Records shown:
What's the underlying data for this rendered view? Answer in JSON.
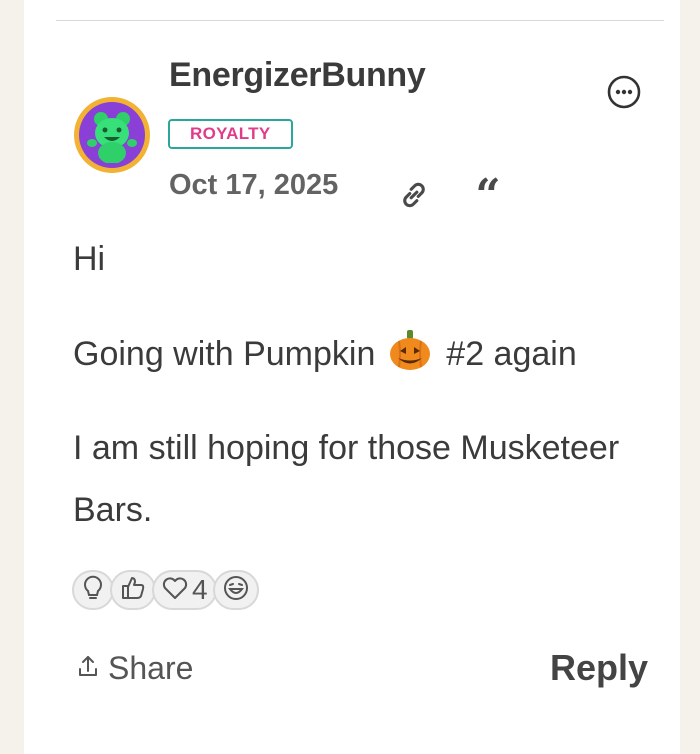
{
  "post": {
    "username": "EnergizerBunny",
    "badge": "ROYALTY",
    "date": "Oct 17, 2025",
    "paragraphs": {
      "p1": "Hi",
      "p2_before": "Going with Pumpkin",
      "p2_emoji": "jack-o-lantern",
      "p2_after": "#2 again",
      "p3": "I am still hoping for those Musketeer Bars."
    }
  },
  "reactions": [
    {
      "icon": "lightbulb-icon",
      "count": ""
    },
    {
      "icon": "thumbs-up-icon",
      "count": ""
    },
    {
      "icon": "heart-icon",
      "count": "4"
    },
    {
      "icon": "laughing-face-icon",
      "count": ""
    }
  ],
  "actions": {
    "share_label": "Share",
    "reply_label": "Reply"
  },
  "colors": {
    "badge_border": "#2aa69a",
    "badge_text": "#e03c8a",
    "avatar_ring": "#f2b233",
    "avatar_bg": "#8a3fd6"
  }
}
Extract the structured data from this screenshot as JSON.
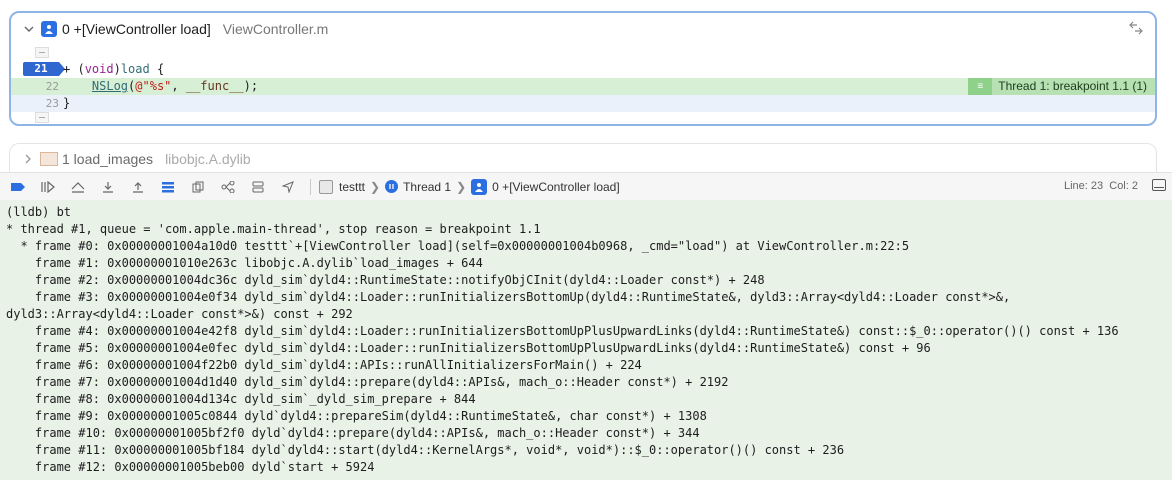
{
  "frame0": {
    "function_name": "0 +[ViewController load]",
    "file_name": "ViewController.m",
    "lines": [
      {
        "number": "21",
        "text_parts": [
          "+ (",
          "void",
          ")",
          "load",
          " {"
        ]
      },
      {
        "number": "22",
        "text_parts": [
          "    ",
          "NSLog",
          "(",
          "@\"%s\"",
          ", ",
          "__func__",
          ");"
        ]
      },
      {
        "number": "23",
        "text_parts": [
          "}"
        ]
      }
    ],
    "breakpoint_label": "Thread 1: breakpoint 1.1 (1)"
  },
  "frame1": {
    "function_name": "1 load_images",
    "library": "libobjc.A.dylib"
  },
  "toolbar": {
    "target": "testtt",
    "thread": "Thread 1",
    "frame": "0 +[ViewController load]",
    "line_info": "Line: 23",
    "col_info": "Col: 2"
  },
  "console": {
    "lines": [
      "(lldb) bt",
      "* thread #1, queue = 'com.apple.main-thread', stop reason = breakpoint 1.1",
      "  * frame #0: 0x00000001004a10d0 testtt`+[ViewController load](self=0x00000001004b0968, _cmd=\"load\") at ViewController.m:22:5",
      "    frame #1: 0x00000001010e263c libobjc.A.dylib`load_images + 644",
      "    frame #2: 0x00000001004dc36c dyld_sim`dyld4::RuntimeState::notifyObjCInit(dyld4::Loader const*) + 248",
      "    frame #3: 0x00000001004e0f34 dyld_sim`dyld4::Loader::runInitializersBottomUp(dyld4::RuntimeState&, dyld3::Array<dyld4::Loader const*>&,",
      "dyld3::Array<dyld4::Loader const*>&) const + 292",
      "    frame #4: 0x00000001004e42f8 dyld_sim`dyld4::Loader::runInitializersBottomUpPlusUpwardLinks(dyld4::RuntimeState&) const::$_0::operator()() const + 136",
      "    frame #5: 0x00000001004e0fec dyld_sim`dyld4::Loader::runInitializersBottomUpPlusUpwardLinks(dyld4::RuntimeState&) const + 96",
      "    frame #6: 0x00000001004f22b0 dyld_sim`dyld4::APIs::runAllInitializersForMain() + 224",
      "    frame #7: 0x00000001004d1d40 dyld_sim`dyld4::prepare(dyld4::APIs&, mach_o::Header const*) + 2192",
      "    frame #8: 0x00000001004d134c dyld_sim`_dyld_sim_prepare + 844",
      "    frame #9: 0x00000001005c0844 dyld`dyld4::prepareSim(dyld4::RuntimeState&, char const*) + 1308",
      "    frame #10: 0x00000001005bf2f0 dyld`dyld4::prepare(dyld4::APIs&, mach_o::Header const*) + 344",
      "    frame #11: 0x00000001005bf184 dyld`dyld4::start(dyld4::KernelArgs*, void*, void*)::$_0::operator()() const + 236",
      "    frame #12: 0x00000001005beb00 dyld`start + 5924"
    ]
  }
}
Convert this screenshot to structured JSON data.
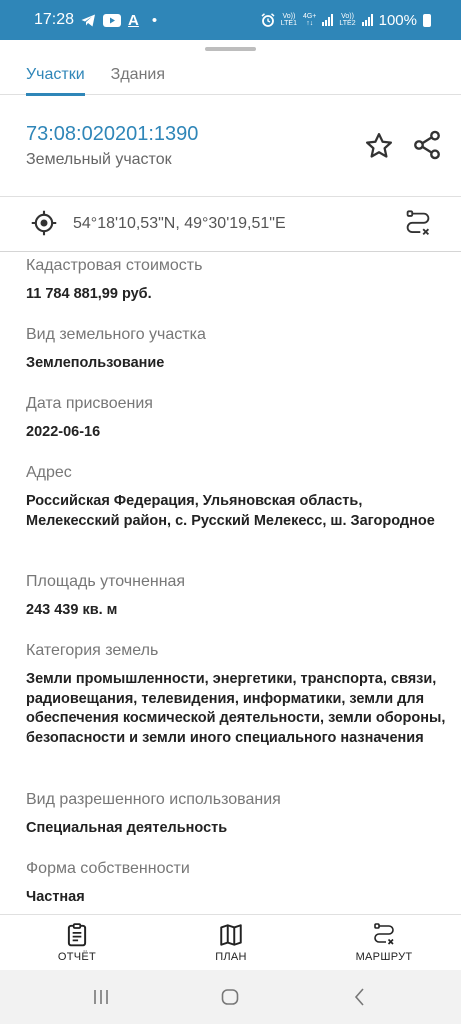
{
  "status_bar": {
    "time": "17:28",
    "notif_letter": "A",
    "dot": "•",
    "sim1_top": "Vo))",
    "sim1_bottom": "LTE1",
    "net_top": "4G+",
    "net_bottom": "↑↓",
    "sim2_top": "Vo))",
    "sim2_bottom": "LTE2",
    "battery": "100%"
  },
  "tabs": [
    {
      "label": "Участки",
      "active": true
    },
    {
      "label": "Здания",
      "active": false
    }
  ],
  "header": {
    "cadastral_number": "73:08:020201:1390",
    "object_type": "Земельный участок"
  },
  "coordinates": "54°18'10,53\"N, 49°30'19,51\"E",
  "fields": [
    {
      "label": "Кадастровая стоимость",
      "value": "11 784 881,99 руб."
    },
    {
      "label": "Вид земельного участка",
      "value": "Землепользование"
    },
    {
      "label": "Дата присвоения",
      "value": "2022-06-16"
    },
    {
      "label": "Адрес",
      "value": "Российская Федерация, Ульяновская область, Мелекесский район, с. Русский Мелекесс, ш. Загородное"
    },
    {
      "label": "Площадь уточненная",
      "value": "243 439 кв. м"
    },
    {
      "label": "Категория земель",
      "value": "Земли промышленности, энергетики, транспорта, связи, радиовещания, телевидения, информатики, земли для обеспечения космической деятельности, земли обороны, безопасности и земли иного специального назначения"
    },
    {
      "label": "Вид разрешенного использования",
      "value": "Специальная деятельность"
    },
    {
      "label": "Форма собственности",
      "value": "Частная"
    }
  ],
  "bottom_nav": [
    {
      "label": "ОТЧЁТ",
      "icon": "report-icon"
    },
    {
      "label": "ПЛАН",
      "icon": "map-icon"
    },
    {
      "label": "МАРШРУТ",
      "icon": "route-icon"
    }
  ],
  "colors": {
    "accent": "#2f86b8",
    "label": "#777777",
    "value": "#222222"
  }
}
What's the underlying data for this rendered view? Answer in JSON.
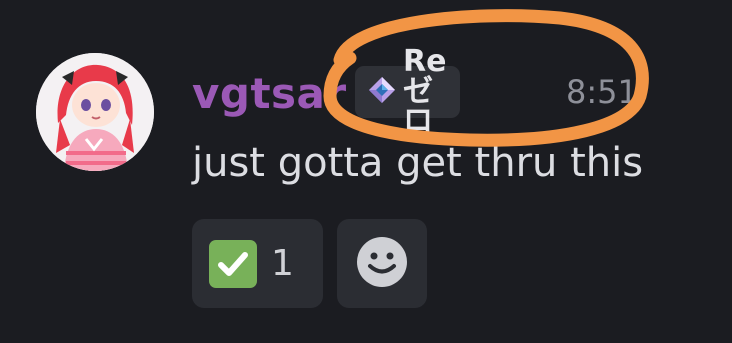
{
  "message": {
    "author": "vgtsar",
    "clan_tag": "Reゼロ",
    "timestamp": "8:51",
    "content": "just gotta get thru this"
  },
  "reactions": [
    {
      "emoji": "check-mark-button",
      "count": "1"
    },
    {
      "emoji": "add-reaction-smiley"
    }
  ],
  "colors": {
    "background": "#1b1c21",
    "username": "#9b59b6",
    "clan_tag_bg": "#2f3137",
    "reaction_bg": "#2b2d33",
    "check_green": "#78b159",
    "annotation": "#f29545"
  }
}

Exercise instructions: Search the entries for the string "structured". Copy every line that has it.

Solution to this problem:
Extract the structured data from this screenshot as JSON.
Convert this screenshot to structured JSON data.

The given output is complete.